Finally, the seeing subject cannot be satisfied unless it is purely passive, of having a certain posture before the image: it must therefore construct a position capable of affirming something in the image on the basis not of the immobility or univocity of the gaze, but of a regulated variation of it. It then appears that any position stems from a dialectical movement. Not from a dialectic conforming to school diagrams, where everything always ends well, like in Hollywood films, via a “synthesis” or a “reconciliation”, but on the contrary from an uneasy, infinite, incompletable or irreconcilable dialectic. It is this very movement, alternately cheerful knowledge and restless knowledge, that a whole generation of modern thinkers will have carried out, readers of Nietzsche as much as of Hegel, and for whom a non-standard dialectical imagination made it possible, precisely to develop positions that were both rigorous and inventive, observant and critical, close and distanced. Even before the Frankfurt School and the “negative dialectic” dear to Adorno—whose history Martin Jay was able to trace under the suggestive title The Dialectical Imagination—I think of this constellation formed in the early decades of the 20th century by Aby Warburg, Walter Benjamin, Carl Einstein and Georges Bataille.

It is probably not by chance that, of these four individuals—to which it would be possible to add a few others, of course (I am thinking in particular of Ernst Bloch and his magnificent political theory of “wishful images”)—two committed suicide out of political desperation.

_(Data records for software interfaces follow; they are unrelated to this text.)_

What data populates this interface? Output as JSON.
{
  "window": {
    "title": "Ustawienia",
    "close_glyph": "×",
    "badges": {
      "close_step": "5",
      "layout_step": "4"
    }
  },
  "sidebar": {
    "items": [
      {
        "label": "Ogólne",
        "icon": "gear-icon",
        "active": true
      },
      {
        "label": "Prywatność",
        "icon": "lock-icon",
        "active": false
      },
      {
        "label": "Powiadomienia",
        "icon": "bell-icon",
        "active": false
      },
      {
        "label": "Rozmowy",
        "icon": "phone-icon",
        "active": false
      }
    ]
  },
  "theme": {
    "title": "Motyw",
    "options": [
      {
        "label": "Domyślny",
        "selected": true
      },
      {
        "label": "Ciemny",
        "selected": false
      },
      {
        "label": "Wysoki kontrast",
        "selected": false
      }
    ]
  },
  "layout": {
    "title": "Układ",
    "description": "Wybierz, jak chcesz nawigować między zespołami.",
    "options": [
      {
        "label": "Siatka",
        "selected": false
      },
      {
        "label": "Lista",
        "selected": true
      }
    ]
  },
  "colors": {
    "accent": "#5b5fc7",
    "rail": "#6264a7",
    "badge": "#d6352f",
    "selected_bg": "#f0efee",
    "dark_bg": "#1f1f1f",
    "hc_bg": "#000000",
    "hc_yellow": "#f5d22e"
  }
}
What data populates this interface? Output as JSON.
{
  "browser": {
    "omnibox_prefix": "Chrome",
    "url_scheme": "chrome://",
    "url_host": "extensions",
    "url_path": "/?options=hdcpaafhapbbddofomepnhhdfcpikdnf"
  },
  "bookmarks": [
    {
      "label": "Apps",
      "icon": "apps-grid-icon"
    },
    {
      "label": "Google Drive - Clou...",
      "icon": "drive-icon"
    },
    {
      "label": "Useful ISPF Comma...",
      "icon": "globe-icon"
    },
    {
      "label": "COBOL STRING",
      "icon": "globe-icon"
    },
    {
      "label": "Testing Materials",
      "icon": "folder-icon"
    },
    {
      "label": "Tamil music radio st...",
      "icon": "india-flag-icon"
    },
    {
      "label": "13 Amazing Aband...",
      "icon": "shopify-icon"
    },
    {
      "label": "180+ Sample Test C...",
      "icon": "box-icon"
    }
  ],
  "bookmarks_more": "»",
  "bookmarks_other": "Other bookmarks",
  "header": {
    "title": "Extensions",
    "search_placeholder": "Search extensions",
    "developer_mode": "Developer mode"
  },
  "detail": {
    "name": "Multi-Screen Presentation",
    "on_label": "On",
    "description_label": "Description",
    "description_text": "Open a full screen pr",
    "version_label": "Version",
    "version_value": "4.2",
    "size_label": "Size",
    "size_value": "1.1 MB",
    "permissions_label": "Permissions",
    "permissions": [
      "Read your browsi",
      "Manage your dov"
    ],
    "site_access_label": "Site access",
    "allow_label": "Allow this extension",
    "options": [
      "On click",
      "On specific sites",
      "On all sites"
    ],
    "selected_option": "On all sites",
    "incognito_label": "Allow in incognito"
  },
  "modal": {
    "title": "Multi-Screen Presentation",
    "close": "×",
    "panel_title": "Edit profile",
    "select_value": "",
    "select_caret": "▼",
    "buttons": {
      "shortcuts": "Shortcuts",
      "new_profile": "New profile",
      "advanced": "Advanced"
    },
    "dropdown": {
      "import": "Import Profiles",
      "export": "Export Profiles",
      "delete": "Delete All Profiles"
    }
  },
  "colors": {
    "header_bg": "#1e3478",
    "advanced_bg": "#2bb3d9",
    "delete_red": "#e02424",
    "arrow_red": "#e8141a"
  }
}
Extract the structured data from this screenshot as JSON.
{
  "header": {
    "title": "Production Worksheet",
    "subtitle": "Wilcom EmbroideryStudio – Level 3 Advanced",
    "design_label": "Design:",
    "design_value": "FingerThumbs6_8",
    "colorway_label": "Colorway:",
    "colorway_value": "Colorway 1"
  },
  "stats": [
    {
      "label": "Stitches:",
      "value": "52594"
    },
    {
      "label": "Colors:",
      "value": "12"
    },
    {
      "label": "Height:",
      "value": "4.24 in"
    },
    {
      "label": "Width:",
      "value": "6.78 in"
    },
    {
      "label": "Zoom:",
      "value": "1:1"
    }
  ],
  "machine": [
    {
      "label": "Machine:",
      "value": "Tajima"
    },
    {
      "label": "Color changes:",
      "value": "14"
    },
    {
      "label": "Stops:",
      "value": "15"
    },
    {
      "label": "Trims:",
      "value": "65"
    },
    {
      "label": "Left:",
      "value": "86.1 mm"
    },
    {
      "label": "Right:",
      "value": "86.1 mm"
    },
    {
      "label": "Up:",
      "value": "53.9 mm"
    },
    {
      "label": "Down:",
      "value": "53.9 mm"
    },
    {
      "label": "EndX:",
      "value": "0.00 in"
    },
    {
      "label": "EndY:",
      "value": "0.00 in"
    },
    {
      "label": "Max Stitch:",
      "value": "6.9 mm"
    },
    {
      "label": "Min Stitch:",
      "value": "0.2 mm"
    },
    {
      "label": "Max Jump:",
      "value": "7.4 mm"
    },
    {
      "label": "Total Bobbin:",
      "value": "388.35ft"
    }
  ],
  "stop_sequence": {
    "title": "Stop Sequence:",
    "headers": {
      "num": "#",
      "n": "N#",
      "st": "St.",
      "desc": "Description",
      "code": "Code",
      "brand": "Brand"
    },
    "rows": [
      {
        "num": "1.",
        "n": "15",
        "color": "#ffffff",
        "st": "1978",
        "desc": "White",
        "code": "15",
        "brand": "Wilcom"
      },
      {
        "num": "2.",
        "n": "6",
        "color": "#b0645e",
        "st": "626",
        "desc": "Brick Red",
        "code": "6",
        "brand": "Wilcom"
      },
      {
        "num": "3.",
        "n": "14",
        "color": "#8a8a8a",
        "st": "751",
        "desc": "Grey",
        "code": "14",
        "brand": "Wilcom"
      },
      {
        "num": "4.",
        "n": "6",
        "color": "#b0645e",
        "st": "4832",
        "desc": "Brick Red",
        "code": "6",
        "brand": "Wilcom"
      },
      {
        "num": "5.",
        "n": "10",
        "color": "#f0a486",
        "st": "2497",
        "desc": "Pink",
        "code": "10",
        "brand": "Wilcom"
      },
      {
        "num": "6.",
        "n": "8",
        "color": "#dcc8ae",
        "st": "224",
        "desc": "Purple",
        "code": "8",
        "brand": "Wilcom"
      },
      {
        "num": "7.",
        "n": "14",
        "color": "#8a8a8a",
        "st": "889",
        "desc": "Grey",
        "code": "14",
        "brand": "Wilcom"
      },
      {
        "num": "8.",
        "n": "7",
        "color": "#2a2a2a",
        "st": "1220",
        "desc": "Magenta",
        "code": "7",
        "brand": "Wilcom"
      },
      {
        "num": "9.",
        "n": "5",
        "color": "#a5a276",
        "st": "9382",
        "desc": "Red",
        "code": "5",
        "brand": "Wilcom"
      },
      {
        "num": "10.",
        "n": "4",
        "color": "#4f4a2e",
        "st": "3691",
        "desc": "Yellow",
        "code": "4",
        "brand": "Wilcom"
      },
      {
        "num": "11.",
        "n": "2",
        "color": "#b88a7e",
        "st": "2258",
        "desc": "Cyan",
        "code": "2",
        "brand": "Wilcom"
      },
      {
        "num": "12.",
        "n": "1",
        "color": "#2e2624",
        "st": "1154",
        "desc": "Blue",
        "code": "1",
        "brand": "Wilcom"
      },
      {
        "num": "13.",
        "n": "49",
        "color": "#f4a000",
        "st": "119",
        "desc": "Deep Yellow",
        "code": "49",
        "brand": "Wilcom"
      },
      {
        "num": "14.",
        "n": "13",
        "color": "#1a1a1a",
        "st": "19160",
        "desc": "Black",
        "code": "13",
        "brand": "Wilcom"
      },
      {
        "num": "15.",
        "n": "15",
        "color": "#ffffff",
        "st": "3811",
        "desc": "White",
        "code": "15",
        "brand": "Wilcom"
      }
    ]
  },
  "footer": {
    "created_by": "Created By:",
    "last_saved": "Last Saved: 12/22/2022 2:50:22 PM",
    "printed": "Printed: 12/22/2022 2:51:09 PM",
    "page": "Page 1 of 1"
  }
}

Both occurred in 1940: on 5 July by Carl Einstein and on 26 September Walter Benjamin. Both sought to escape the Nazi yoke after having fought all forms of fascist ideology in Europe for years. Aby Warburg had died in 1929, four years before Hitler came to power, but he had had plenty of time to sense the coming catastrophe, as evidenced in particular by the last plates of his Mnemosyne atlas of images, where the motives of theocracy converge with those of the fascist dictatorship against the backdrop of a long history of European anti-Semitism. As for Georges Bataille, he had feverishly sought a political path that was not one of fascism, bourgeois liberalism or Stalinism (a communist and libertarian path, quite close to what Michael Löwy and Robert Sayre called “revolutionary romanticism”), but rather one between Nietzsche and surrealism.
What remains striking in this barely sketched picture is that all these thinkers made images the privileged operators (or crystals) of the historical and political dimension as such. They put time at the heart of the image and the image at the heart of time. Having all read Freud carefully, they understood that whether mental, literary or plastic, an image not only represents someone or signifies something, but manifests a desire. Yet this is a desire like all desire, meaning one complicated by memory. Thus, the images manifest: they lift themselves up and they also sometimes lift us up. They make it clear that politics is first and foremost a matter of subjectification and imagination, of desire and memory. That they do so acting as a symptom, as often happens, does not prevent them from being fundamentally political, for the very reason that, voluntarily or not, they take a position between one thousand and one possible things: reminiscence and forgetting, wish and refusal, a public place and a private space, reasoning and fantasy, a feeling of solidarity and a solitary gesture, knowledge and non-knowledge

Social media & sharing icons powered by UltimatelySocial